“ Romantic and unforgettable ”
Here’s the thing: the rest of it wouldn’t have happened if the train to Amsterdam hadn’t been crowded. It was that kind of obnoxious crowded, with everyone greedy for space, every one annoyed that the train was overbooked and jammed, so I kept my head down once I had a seat, and I tried not to look up. I was reading The Sun Also Rises, which is a cliché, of course— recent college grad reading Hemingway on her first trip to Europe with her two friends—but I didn’t care. I had already made Constance and Amy drink coffee and cognac at Les Deux Magots, and I had walked the Left Bank in Paris and sat with the pigeons alone in the Jardin du Luxembourg. I didn’t want to leave Paris. I didn’t want to leave its wide boulevards, the men playing boules in the Tuileries, the cafés, the harsh swallows of strong coffee, the funny little horns on the scooters, the paintings and museums and the rich crêpes.

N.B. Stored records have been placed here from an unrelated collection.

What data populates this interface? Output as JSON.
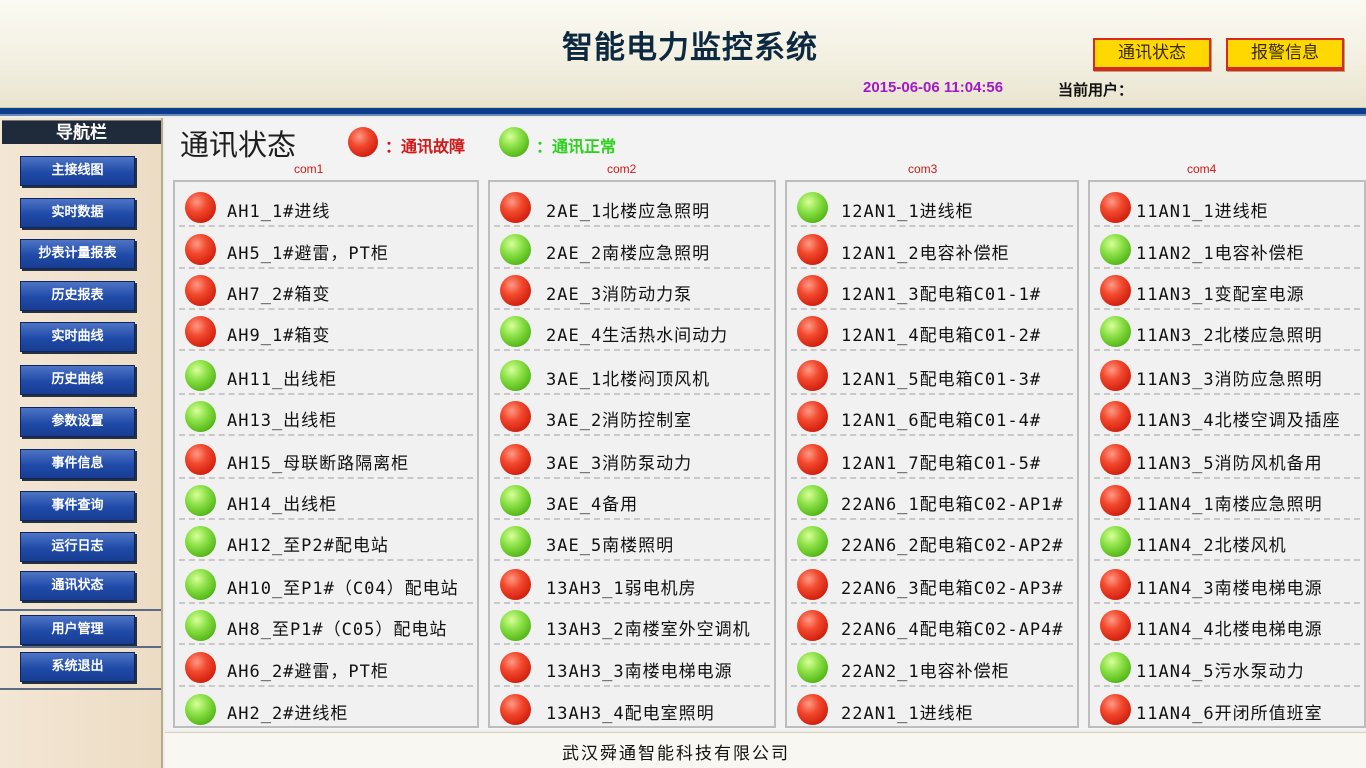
{
  "header": {
    "title": "智能电力监控系统",
    "comm_status_btn": "通讯状态",
    "alarm_btn": "报警信息",
    "datetime": "2015-06-06 11:04:56",
    "current_user_label": "当前用户："
  },
  "sidebar": {
    "title": "导航栏",
    "items": [
      {
        "label": "主接线图"
      },
      {
        "label": "实时数据"
      },
      {
        "label": "抄表计量报表"
      },
      {
        "label": "历史报表"
      },
      {
        "label": "实时曲线"
      },
      {
        "label": "历史曲线"
      },
      {
        "label": "参数设置"
      },
      {
        "label": "事件信息"
      },
      {
        "label": "事件查询"
      },
      {
        "label": "运行日志"
      },
      {
        "label": "通讯状态"
      },
      {
        "label": "用户管理"
      },
      {
        "label": "系统退出"
      }
    ]
  },
  "main": {
    "page_title": "通讯状态",
    "legend_fault": "：通讯故障",
    "legend_ok": "：通讯正常",
    "colors": {
      "fault": "#e2341c",
      "ok": "#6fcd2a"
    },
    "columns": [
      {
        "name": "com1",
        "items": [
          {
            "label": "AH1_1#进线",
            "status": "fault"
          },
          {
            "label": "AH5_1#避雷，PT柜",
            "status": "fault"
          },
          {
            "label": "AH7_2#箱变",
            "status": "fault"
          },
          {
            "label": "AH9_1#箱变",
            "status": "fault"
          },
          {
            "label": "AH11_出线柜",
            "status": "ok"
          },
          {
            "label": "AH13_出线柜",
            "status": "ok"
          },
          {
            "label": "AH15_母联断路隔离柜",
            "status": "fault"
          },
          {
            "label": "AH14_出线柜",
            "status": "ok"
          },
          {
            "label": "AH12_至P2#配电站",
            "status": "ok"
          },
          {
            "label": "AH10_至P1#（C04）配电站",
            "status": "ok"
          },
          {
            "label": "AH8_至P1#（C05）配电站",
            "status": "ok"
          },
          {
            "label": "AH6_2#避雷，PT柜",
            "status": "fault"
          },
          {
            "label": "AH2_2#进线柜",
            "status": "ok"
          }
        ]
      },
      {
        "name": "com2",
        "items": [
          {
            "label": "2AE_1北楼应急照明",
            "status": "fault"
          },
          {
            "label": "2AE_2南楼应急照明",
            "status": "ok"
          },
          {
            "label": "2AE_3消防动力泵",
            "status": "fault"
          },
          {
            "label": "2AE_4生活热水间动力",
            "status": "ok"
          },
          {
            "label": "3AE_1北楼闷顶风机",
            "status": "ok"
          },
          {
            "label": "3AE_2消防控制室",
            "status": "fault"
          },
          {
            "label": "3AE_3消防泵动力",
            "status": "fault"
          },
          {
            "label": "3AE_4备用",
            "status": "ok"
          },
          {
            "label": "3AE_5南楼照明",
            "status": "ok"
          },
          {
            "label": "13AH3_1弱电机房",
            "status": "fault"
          },
          {
            "label": "13AH3_2南楼室外空调机",
            "status": "ok"
          },
          {
            "label": "13AH3_3南楼电梯电源",
            "status": "fault"
          },
          {
            "label": "13AH3_4配电室照明",
            "status": "fault"
          }
        ]
      },
      {
        "name": "com3",
        "items": [
          {
            "label": "12AN1_1进线柜",
            "status": "ok"
          },
          {
            "label": "12AN1_2电容补偿柜",
            "status": "fault"
          },
          {
            "label": "12AN1_3配电箱C01-1#",
            "status": "fault"
          },
          {
            "label": "12AN1_4配电箱C01-2#",
            "status": "fault"
          },
          {
            "label": "12AN1_5配电箱C01-3#",
            "status": "fault"
          },
          {
            "label": "12AN1_6配电箱C01-4#",
            "status": "fault"
          },
          {
            "label": "12AN1_7配电箱C01-5#",
            "status": "fault"
          },
          {
            "label": "22AN6_1配电箱C02-AP1#",
            "status": "ok"
          },
          {
            "label": "22AN6_2配电箱C02-AP2#",
            "status": "ok"
          },
          {
            "label": "22AN6_3配电箱C02-AP3#",
            "status": "fault"
          },
          {
            "label": "22AN6_4配电箱C02-AP4#",
            "status": "fault"
          },
          {
            "label": "22AN2_1电容补偿柜",
            "status": "ok"
          },
          {
            "label": "22AN1_1进线柜",
            "status": "fault"
          }
        ]
      },
      {
        "name": "com4",
        "items": [
          {
            "label": "11AN1_1进线柜",
            "status": "fault"
          },
          {
            "label": "11AN2_1电容补偿柜",
            "status": "ok"
          },
          {
            "label": "11AN3_1变配室电源",
            "status": "fault"
          },
          {
            "label": "11AN3_2北楼应急照明",
            "status": "ok"
          },
          {
            "label": "11AN3_3消防应急照明",
            "status": "fault"
          },
          {
            "label": "11AN3_4北楼空调及插座",
            "status": "fault"
          },
          {
            "label": "11AN3_5消防风机备用",
            "status": "fault"
          },
          {
            "label": "11AN4_1南楼应急照明",
            "status": "fault"
          },
          {
            "label": "11AN4_2北楼风机",
            "status": "ok"
          },
          {
            "label": "11AN4_3南楼电梯电源",
            "status": "fault"
          },
          {
            "label": "11AN4_4北楼电梯电源",
            "status": "fault"
          },
          {
            "label": "11AN4_5污水泵动力",
            "status": "ok"
          },
          {
            "label": "11AN4_6开闭所值班室",
            "status": "fault"
          }
        ]
      }
    ]
  },
  "footer": {
    "company": "武汉舜通智能科技有限公司"
  }
}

I didn’t want to leave the early mornings when the café workers swept the cobblestones and rinsed down their areas with black hoses and silver water, or the evenings, either, when sometimes you smelled smoke, or chestnuts, and the old men with the long fishing poles sat on their three-legged stools and threw their lines baited with maggots into the Seine. I didn’t want to leave the booksellers along the river, the moldy stalls lined with old, yellowed books, the landscape painters who came and spread their oils across stretched canvas, attempting to capture what could never be captured but only hinted at, turned into a ghost of what the city held. I didn’t want to leave Shakespeare & Co., the English bookstore, the echo, the long, long echo of Hemingway and Fitzgerald, of nights splashing in the Ritz fountain, or squinty- eyed Joyce nibbling through his prose like a mouse hungry for print. I didn’t want to leave the gargoyles, either, the surprising, watchful stone eyes staring down from cathedrals, from Notre Dame and a hundred other churches, their white faces sometimes streaked with mysterious black, as if stone could hold tears and release them over centuries.
They say you can never leave Paris; that it must leave you if it chooses to go.
I tried to take Paris with me. In Paris, I had read A Moveable Feast, and A Farewell to Arms, and Death in the Afternoon. I had them all on my iPad, a mini-Hemingway portable library, and although I was traveling with Constance and Amy, I was also traveling with Hemingway.Continue Reading